* **WHAT TO DO**
Please return all the records exactly, with nothing left out.

Page and application data records

────────────────────

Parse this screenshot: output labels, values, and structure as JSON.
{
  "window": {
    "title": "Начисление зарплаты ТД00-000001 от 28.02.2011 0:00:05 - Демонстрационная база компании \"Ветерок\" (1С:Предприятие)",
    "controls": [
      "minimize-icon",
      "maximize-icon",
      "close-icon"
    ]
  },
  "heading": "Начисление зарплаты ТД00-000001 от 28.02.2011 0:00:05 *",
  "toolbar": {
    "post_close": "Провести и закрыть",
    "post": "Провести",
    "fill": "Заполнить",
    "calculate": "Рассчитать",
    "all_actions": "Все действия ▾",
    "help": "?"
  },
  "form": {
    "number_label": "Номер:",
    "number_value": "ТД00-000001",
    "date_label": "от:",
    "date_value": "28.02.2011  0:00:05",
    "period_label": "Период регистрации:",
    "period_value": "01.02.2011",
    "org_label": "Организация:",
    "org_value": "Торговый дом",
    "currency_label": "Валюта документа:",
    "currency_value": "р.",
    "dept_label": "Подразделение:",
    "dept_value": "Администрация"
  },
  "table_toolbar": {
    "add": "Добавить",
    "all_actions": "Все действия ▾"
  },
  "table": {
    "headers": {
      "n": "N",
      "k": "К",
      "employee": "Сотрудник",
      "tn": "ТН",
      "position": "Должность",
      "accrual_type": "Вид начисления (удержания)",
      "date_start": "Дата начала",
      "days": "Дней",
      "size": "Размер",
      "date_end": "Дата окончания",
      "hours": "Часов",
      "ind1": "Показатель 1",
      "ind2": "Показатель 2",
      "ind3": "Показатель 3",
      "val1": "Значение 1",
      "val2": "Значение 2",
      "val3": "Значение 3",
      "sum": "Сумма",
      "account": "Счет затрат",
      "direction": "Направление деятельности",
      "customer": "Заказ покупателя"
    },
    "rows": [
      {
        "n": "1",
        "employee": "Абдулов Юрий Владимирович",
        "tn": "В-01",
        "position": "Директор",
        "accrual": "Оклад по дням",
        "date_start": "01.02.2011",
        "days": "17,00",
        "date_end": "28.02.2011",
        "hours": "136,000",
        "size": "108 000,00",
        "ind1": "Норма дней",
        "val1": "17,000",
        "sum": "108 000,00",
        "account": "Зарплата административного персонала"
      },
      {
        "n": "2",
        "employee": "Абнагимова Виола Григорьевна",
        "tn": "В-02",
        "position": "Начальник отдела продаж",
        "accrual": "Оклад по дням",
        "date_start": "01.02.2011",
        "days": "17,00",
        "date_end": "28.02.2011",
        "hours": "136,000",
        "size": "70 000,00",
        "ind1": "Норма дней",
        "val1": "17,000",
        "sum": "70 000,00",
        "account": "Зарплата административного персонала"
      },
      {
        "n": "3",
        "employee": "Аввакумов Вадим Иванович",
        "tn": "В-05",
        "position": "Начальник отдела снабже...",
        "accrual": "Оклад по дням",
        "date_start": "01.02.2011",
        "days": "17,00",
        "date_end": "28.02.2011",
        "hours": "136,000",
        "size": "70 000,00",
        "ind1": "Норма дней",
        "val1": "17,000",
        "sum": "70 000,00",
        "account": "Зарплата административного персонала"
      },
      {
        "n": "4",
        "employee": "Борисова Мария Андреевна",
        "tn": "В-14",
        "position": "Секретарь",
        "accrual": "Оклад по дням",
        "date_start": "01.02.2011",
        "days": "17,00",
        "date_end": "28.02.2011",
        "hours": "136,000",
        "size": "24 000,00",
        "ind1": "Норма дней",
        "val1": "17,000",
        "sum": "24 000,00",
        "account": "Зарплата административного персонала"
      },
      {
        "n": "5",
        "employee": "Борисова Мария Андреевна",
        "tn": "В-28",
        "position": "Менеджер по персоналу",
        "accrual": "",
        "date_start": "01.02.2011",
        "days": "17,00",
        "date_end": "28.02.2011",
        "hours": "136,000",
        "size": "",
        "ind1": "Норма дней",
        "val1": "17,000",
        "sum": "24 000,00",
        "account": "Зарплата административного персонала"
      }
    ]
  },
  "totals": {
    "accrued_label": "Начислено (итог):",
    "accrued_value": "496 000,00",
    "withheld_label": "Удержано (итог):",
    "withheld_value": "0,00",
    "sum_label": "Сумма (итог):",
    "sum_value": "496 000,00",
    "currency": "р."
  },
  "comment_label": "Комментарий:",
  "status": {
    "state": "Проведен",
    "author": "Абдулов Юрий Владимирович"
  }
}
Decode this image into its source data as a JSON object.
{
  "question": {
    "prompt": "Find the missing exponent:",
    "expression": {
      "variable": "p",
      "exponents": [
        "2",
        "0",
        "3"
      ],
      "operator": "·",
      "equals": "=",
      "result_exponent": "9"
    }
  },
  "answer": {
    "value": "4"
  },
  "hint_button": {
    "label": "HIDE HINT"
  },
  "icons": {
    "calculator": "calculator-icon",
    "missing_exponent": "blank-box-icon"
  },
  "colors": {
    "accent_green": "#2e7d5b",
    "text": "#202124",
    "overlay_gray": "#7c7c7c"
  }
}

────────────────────

* **ANSWER BELOW**
Parse this screenshot: output labels, values, and structure as JSON.
{
  "window": {
    "title": "Начисление зарплаты ТД00-000001 от 28.02.2011 0:00:05 - Демонстрационная база компании \"Ветерок\" (1С:Предприятие)",
    "controls": [
      "minimize-icon",
      "maximize-icon",
      "close-icon"
    ]
  },
  "heading": "Начисление зарплаты ТД00-000001 от 28.02.2011 0:00:05 *",
  "toolbar": {
    "post_close": "Провести и закрыть",
    "post": "Провести",
    "fill": "Заполнить",
    "calculate": "Рассчитать",
    "all_actions": "Все действия ▾",
    "help": "?"
  },
  "form": {
    "number_label": "Номер:",
    "number_value": "ТД00-000001",
    "date_label": "от:",
    "date_value": "28.02.2011  0:00:05",
    "period_label": "Период регистрации:",
    "period_value": "01.02.2011",
    "org_label": "Организация:",
    "org_value": "Торговый дом",
    "currency_label": "Валюта документа:",
    "currency_value": "р.",
    "dept_label": "Подразделение:",
    "dept_value": "Администрация"
  },
  "table_toolbar": {
    "add": "Добавить",
    "all_actions": "Все действия ▾"
  },
  "table": {
    "headers": {
      "n": "N",
      "k": "К",
      "employee": "Сотрудник",
      "tn": "ТН",
      "position": "Должность",
      "accrual_type": "Вид начисления (удержания)",
      "date_start": "Дата начала",
      "days": "Дней",
      "size": "Размер",
      "date_end": "Дата окончания",
      "hours": "Часов",
      "ind1": "Показатель 1",
      "ind2": "Показатель 2",
      "ind3": "Показатель 3",
      "val1": "Значение 1",
      "val2": "Значение 2",
      "val3": "Значение 3",
      "sum": "Сумма",
      "account": "Счет затрат",
      "direction": "Направление деятельности",
      "customer": "Заказ покупателя"
    },
    "rows": [
      {
        "n": "1",
        "employee": "Абдулов Юрий Владимирович",
        "tn": "В-01",
        "position": "Директор",
        "accrual": "Оклад по дням",
        "date_start": "01.02.2011",
        "days": "17,00",
        "date_end": "28.02.2011",
        "hours": "136,000",
        "size": "108 000,00",
        "ind1": "Норма дней",
        "val1": "17,000",
        "sum": "108 000,00",
        "account": "Зарплата административного персонала"
      },
      {
        "n": "2",
        "employee": "Абнагимова Виола Григорьевна",
        "tn": "В-02",
        "position": "Начальник отдела продаж",
        "accrual": "Оклад по дням",
        "date_start": "01.02.2011",
        "days": "17,00",
        "date_end": "28.02.2011",
        "hours": "136,000",
        "size": "70 000,00",
        "ind1": "Норма дней",
        "val1": "17,000",
        "sum": "70 000,00",
        "account": "Зарплата административного персонала"
      },
      {
        "n": "3",
        "employee": "Аввакумов Вадим Иванович",
        "tn": "В-05",
        "position": "Начальник отдела снабже...",
        "accrual": "Оклад по дням",
        "date_start": "01.02.2011",
        "days": "17,00",
        "date_end": "28.02.2011",
        "hours": "136,000",
        "size": "70 000,00",
        "ind1": "Норма дней",
        "val1": "17,000",
        "sum": "70 000,00",
        "account": "Зарплата административного персонала"
      },
      {
        "n": "4",
        "employee": "Борисова Мария Андреевна",
        "tn": "В-14",
        "position": "Секретарь",
        "accrual": "Оклад по дням",
        "date_start": "01.02.2011",
        "days": "17,00",
        "date_end": "28.02.2011",
        "hours": "136,000",
        "size": "24 000,00",
        "ind1": "Норма дней",
        "val1": "17,000",
        "sum": "24 000,00",
        "account": "Зарплата административного персонала"
      },
      {
        "n": "5",
        "employee": "Борисова Мария Андреевна",
        "tn": "В-28",
        "position": "Менеджер по персоналу",
        "accrual": "",
        "date_start": "01.02.2011",
        "days": "17,00",
        "date_end": "28.02.2011",
        "hours": "136,000",
        "size": "",
        "ind1": "Норма дней",
        "val1": "17,000",
        "sum": "24 000,00",
        "account": "Зарплата административного персонала"
      }
    ]
  },
  "totals": {
    "accrued_label": "Начислено (итог):",
    "accrued_value": "496 000,00",
    "withheld_label": "Удержано (итог):",
    "withheld_value": "0,00",
    "sum_label": "Сумма (итог):",
    "sum_value": "496 000,00",
    "currency": "р."
  },
  "comment_label": "Комментарий:",
  "status": {
    "state": "Проведен",
    "author": "Абдулов Юрий Владимирович"
  }
}
Decode this image into its source data as a JSON object.
{
  "question": {
    "prompt": "Find the missing exponent:",
    "expression": {
      "variable": "p",
      "exponents": [
        "2",
        "0",
        "3"
      ],
      "operator": "·",
      "equals": "=",
      "result_exponent": "9"
    }
  },
  "answer": {
    "value": "4"
  },
  "hint_button": {
    "label": "HIDE HINT"
  },
  "icons": {
    "calculator": "calculator-icon",
    "missing_exponent": "blank-box-icon"
  },
  "colors": {
    "accent_green": "#2e7d5b",
    "text": "#202124",
    "overlay_gray": "#7c7c7c"
  }
}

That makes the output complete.